## Material for this task

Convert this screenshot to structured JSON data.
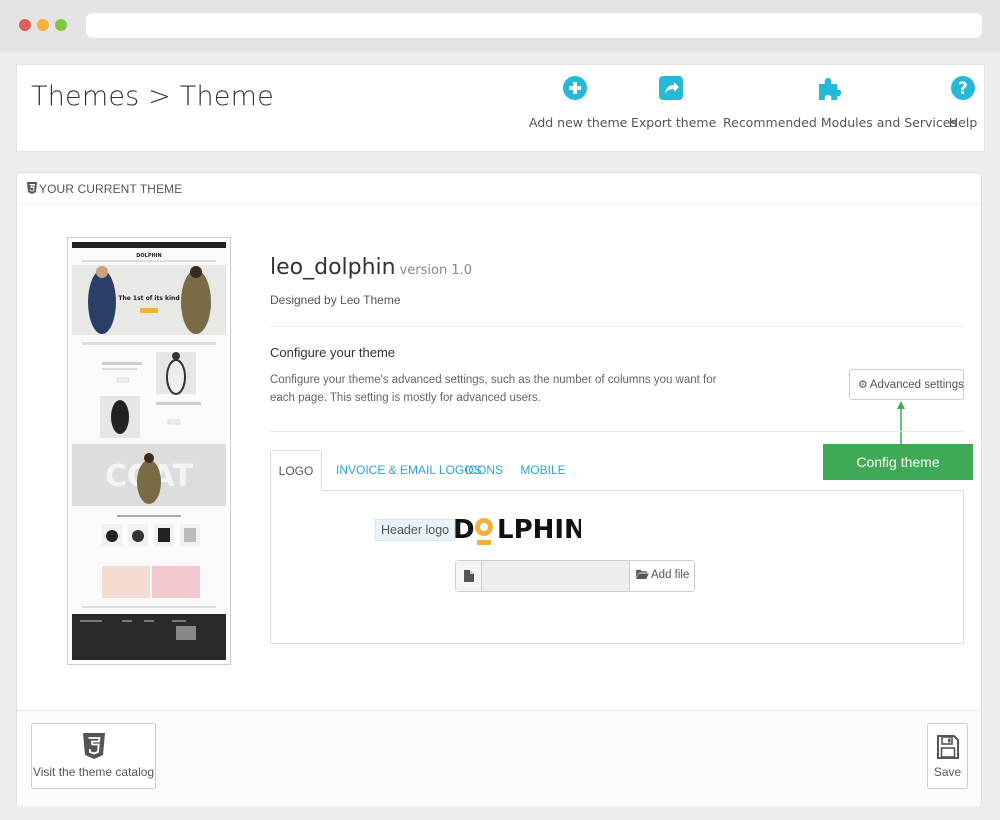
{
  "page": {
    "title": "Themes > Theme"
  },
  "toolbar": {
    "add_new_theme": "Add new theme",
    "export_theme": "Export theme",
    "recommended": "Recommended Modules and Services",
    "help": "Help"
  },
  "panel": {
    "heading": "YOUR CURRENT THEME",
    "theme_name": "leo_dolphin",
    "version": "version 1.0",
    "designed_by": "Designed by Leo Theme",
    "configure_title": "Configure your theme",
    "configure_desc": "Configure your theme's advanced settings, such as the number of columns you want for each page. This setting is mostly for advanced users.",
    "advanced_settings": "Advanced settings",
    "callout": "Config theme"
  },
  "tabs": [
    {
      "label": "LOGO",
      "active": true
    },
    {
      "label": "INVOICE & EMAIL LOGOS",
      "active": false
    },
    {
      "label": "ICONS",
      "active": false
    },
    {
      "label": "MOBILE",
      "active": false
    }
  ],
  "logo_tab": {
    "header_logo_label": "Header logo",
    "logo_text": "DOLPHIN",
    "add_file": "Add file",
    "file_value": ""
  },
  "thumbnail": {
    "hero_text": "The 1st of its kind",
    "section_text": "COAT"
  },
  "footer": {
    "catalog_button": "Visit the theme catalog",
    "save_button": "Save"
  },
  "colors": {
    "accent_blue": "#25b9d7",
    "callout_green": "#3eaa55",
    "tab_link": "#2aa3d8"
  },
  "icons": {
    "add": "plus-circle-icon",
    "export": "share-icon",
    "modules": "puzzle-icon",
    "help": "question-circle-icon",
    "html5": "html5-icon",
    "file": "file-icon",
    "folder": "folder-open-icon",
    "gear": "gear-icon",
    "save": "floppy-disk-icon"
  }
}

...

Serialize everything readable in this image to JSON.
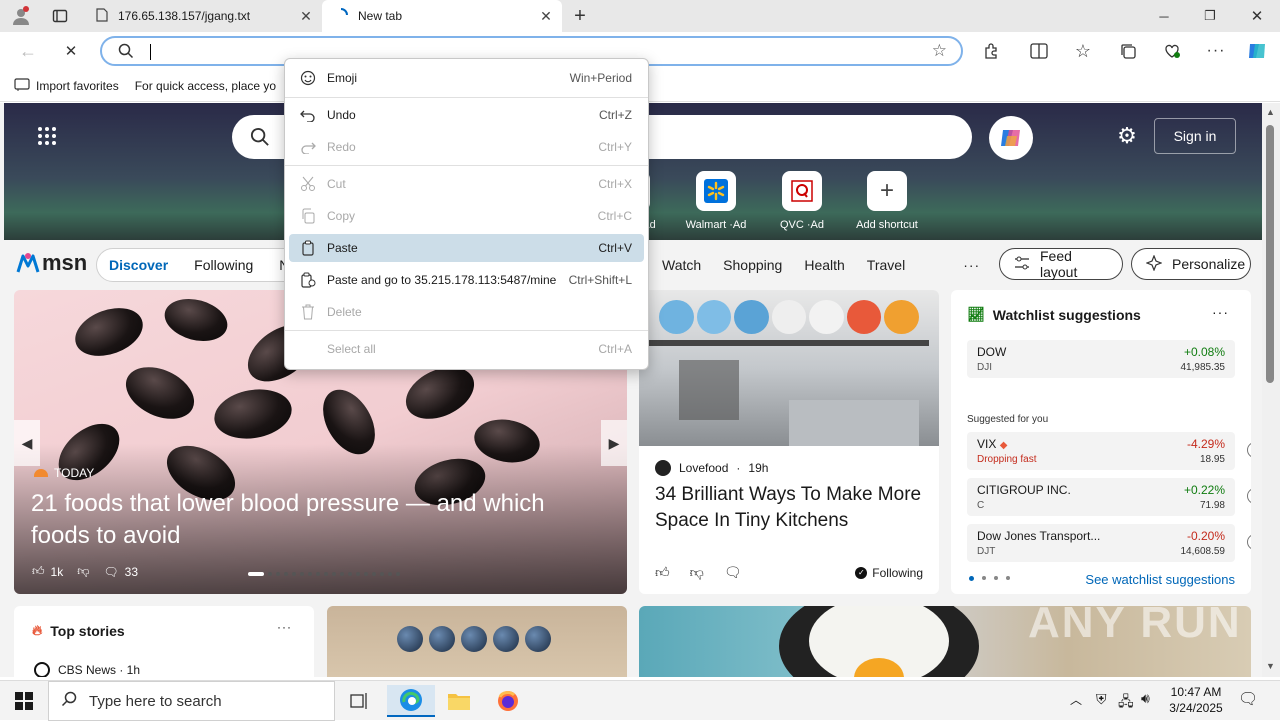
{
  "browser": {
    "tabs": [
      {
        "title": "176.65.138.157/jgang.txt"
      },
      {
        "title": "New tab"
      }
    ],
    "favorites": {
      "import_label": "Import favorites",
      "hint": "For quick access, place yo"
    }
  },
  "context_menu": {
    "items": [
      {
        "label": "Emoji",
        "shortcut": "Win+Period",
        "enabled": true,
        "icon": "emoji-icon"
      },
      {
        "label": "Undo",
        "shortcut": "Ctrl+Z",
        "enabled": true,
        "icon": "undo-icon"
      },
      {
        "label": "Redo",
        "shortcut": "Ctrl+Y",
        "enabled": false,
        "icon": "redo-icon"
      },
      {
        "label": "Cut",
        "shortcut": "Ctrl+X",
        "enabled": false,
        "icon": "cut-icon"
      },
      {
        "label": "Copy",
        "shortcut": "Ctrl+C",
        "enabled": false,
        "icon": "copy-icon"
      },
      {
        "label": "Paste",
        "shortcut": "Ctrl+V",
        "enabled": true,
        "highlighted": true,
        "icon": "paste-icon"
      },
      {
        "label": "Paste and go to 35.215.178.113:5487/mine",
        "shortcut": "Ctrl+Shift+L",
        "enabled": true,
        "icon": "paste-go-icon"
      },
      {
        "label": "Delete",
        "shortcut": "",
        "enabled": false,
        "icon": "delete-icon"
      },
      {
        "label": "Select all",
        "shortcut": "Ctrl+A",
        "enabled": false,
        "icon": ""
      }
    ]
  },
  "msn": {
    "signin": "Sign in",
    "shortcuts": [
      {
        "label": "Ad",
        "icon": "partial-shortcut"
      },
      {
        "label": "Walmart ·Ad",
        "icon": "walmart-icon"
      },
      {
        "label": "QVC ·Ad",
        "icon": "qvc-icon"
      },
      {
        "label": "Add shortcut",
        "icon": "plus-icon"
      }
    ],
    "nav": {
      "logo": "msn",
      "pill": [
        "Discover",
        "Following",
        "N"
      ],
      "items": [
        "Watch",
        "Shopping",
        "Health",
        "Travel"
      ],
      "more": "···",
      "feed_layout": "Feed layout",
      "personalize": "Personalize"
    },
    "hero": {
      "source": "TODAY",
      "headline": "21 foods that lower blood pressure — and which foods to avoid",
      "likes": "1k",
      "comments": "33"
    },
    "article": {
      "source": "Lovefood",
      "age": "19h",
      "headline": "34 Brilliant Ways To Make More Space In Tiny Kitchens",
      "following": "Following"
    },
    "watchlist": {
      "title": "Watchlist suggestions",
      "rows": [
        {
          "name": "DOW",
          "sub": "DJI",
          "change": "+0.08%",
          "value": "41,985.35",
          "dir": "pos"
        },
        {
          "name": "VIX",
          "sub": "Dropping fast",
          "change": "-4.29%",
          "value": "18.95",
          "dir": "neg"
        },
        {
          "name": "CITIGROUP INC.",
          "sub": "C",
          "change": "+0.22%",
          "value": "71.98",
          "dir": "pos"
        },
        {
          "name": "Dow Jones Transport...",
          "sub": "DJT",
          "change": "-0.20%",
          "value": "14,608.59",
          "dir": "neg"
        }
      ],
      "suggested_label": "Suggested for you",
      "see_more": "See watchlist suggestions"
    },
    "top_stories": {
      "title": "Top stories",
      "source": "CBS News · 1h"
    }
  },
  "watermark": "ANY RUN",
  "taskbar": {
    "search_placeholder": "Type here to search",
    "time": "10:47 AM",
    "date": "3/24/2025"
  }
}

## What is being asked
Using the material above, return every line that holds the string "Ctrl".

## Solution
        "shortcut": "Ctrl+Z",
        "shortcut": "Ctrl+Y",
        "shortcut": "Ctrl+X",
        "shortcut": "Ctrl+C",
        "shortcut": "Ctrl+V",
        "shortcut": "Ctrl+Shift+L",
        "shortcut": "Ctrl+A",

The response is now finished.